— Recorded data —
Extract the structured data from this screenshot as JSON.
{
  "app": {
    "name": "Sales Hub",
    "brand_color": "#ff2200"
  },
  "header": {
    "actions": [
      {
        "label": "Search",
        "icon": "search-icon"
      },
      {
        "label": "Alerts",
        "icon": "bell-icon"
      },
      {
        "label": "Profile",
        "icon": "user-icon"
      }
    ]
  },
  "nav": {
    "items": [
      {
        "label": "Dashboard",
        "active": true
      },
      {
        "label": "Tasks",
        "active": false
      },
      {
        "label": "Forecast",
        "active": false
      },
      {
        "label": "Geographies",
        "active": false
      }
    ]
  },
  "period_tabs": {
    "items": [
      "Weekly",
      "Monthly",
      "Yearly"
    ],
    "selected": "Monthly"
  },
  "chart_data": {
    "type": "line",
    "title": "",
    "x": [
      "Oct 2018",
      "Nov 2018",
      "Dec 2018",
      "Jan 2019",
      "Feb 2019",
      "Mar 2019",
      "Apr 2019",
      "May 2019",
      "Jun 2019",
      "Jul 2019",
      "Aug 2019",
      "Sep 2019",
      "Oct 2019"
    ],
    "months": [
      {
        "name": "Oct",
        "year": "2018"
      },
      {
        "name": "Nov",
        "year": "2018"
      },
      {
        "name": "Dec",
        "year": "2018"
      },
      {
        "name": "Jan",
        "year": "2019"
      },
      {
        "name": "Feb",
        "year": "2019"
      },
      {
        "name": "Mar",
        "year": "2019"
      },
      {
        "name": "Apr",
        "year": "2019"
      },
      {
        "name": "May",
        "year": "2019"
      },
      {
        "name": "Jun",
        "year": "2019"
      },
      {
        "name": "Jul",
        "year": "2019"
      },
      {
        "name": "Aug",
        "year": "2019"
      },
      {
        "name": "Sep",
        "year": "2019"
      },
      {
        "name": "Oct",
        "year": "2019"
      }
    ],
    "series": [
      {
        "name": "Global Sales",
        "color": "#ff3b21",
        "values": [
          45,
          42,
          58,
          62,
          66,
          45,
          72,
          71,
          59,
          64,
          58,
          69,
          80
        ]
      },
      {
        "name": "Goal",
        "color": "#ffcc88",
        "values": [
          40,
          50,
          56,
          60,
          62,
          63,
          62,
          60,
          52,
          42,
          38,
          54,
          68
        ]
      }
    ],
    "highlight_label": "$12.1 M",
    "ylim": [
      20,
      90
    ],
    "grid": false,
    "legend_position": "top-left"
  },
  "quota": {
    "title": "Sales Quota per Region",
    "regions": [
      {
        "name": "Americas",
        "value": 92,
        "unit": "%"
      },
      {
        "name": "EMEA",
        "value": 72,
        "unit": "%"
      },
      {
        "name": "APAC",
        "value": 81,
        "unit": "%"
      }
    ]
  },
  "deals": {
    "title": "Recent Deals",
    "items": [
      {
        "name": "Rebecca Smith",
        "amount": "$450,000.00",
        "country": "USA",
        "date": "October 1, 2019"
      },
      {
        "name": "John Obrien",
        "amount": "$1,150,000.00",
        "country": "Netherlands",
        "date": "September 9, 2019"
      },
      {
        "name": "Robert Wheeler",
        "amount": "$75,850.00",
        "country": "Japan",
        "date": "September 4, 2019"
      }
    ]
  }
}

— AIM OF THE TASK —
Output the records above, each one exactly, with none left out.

— EXERCISE ANSWER —
Extract the structured data from this screenshot as JSON.
{
  "app": {
    "name": "Sales Hub",
    "brand_color": "#ff2200"
  },
  "header": {
    "actions": [
      {
        "label": "Search",
        "icon": "search-icon"
      },
      {
        "label": "Alerts",
        "icon": "bell-icon"
      },
      {
        "label": "Profile",
        "icon": "user-icon"
      }
    ]
  },
  "nav": {
    "items": [
      {
        "label": "Dashboard",
        "active": true
      },
      {
        "label": "Tasks",
        "active": false
      },
      {
        "label": "Forecast",
        "active": false
      },
      {
        "label": "Geographies",
        "active": false
      }
    ]
  },
  "period_tabs": {
    "items": [
      "Weekly",
      "Monthly",
      "Yearly"
    ],
    "selected": "Monthly"
  },
  "chart_data": {
    "type": "line",
    "title": "",
    "x": [
      "Oct 2018",
      "Nov 2018",
      "Dec 2018",
      "Jan 2019",
      "Feb 2019",
      "Mar 2019",
      "Apr 2019",
      "May 2019",
      "Jun 2019",
      "Jul 2019",
      "Aug 2019",
      "Sep 2019",
      "Oct 2019"
    ],
    "months": [
      {
        "name": "Oct",
        "year": "2018"
      },
      {
        "name": "Nov",
        "year": "2018"
      },
      {
        "name": "Dec",
        "year": "2018"
      },
      {
        "name": "Jan",
        "year": "2019"
      },
      {
        "name": "Feb",
        "year": "2019"
      },
      {
        "name": "Mar",
        "year": "2019"
      },
      {
        "name": "Apr",
        "year": "2019"
      },
      {
        "name": "May",
        "year": "2019"
      },
      {
        "name": "Jun",
        "year": "2019"
      },
      {
        "name": "Jul",
        "year": "2019"
      },
      {
        "name": "Aug",
        "year": "2019"
      },
      {
        "name": "Sep",
        "year": "2019"
      },
      {
        "name": "Oct",
        "year": "2019"
      }
    ],
    "series": [
      {
        "name": "Global Sales",
        "color": "#ff3b21",
        "values": [
          45,
          42,
          58,
          62,
          66,
          45,
          72,
          71,
          59,
          64,
          58,
          69,
          80
        ]
      },
      {
        "name": "Goal",
        "color": "#ffcc88",
        "values": [
          40,
          50,
          56,
          60,
          62,
          63,
          62,
          60,
          52,
          42,
          38,
          54,
          68
        ]
      }
    ],
    "highlight_label": "$12.1 M",
    "ylim": [
      20,
      90
    ],
    "grid": false,
    "legend_position": "top-left"
  },
  "quota": {
    "title": "Sales Quota per Region",
    "regions": [
      {
        "name": "Americas",
        "value": 92,
        "unit": "%"
      },
      {
        "name": "EMEA",
        "value": 72,
        "unit": "%"
      },
      {
        "name": "APAC",
        "value": 81,
        "unit": "%"
      }
    ]
  },
  "deals": {
    "title": "Recent Deals",
    "items": [
      {
        "name": "Rebecca Smith",
        "amount": "$450,000.00",
        "country": "USA",
        "date": "October 1, 2019"
      },
      {
        "name": "John Obrien",
        "amount": "$1,150,000.00",
        "country": "Netherlands",
        "date": "September 9, 2019"
      },
      {
        "name": "Robert Wheeler",
        "amount": "$75,850.00",
        "country": "Japan",
        "date": "September 4, 2019"
      }
    ]
  }
}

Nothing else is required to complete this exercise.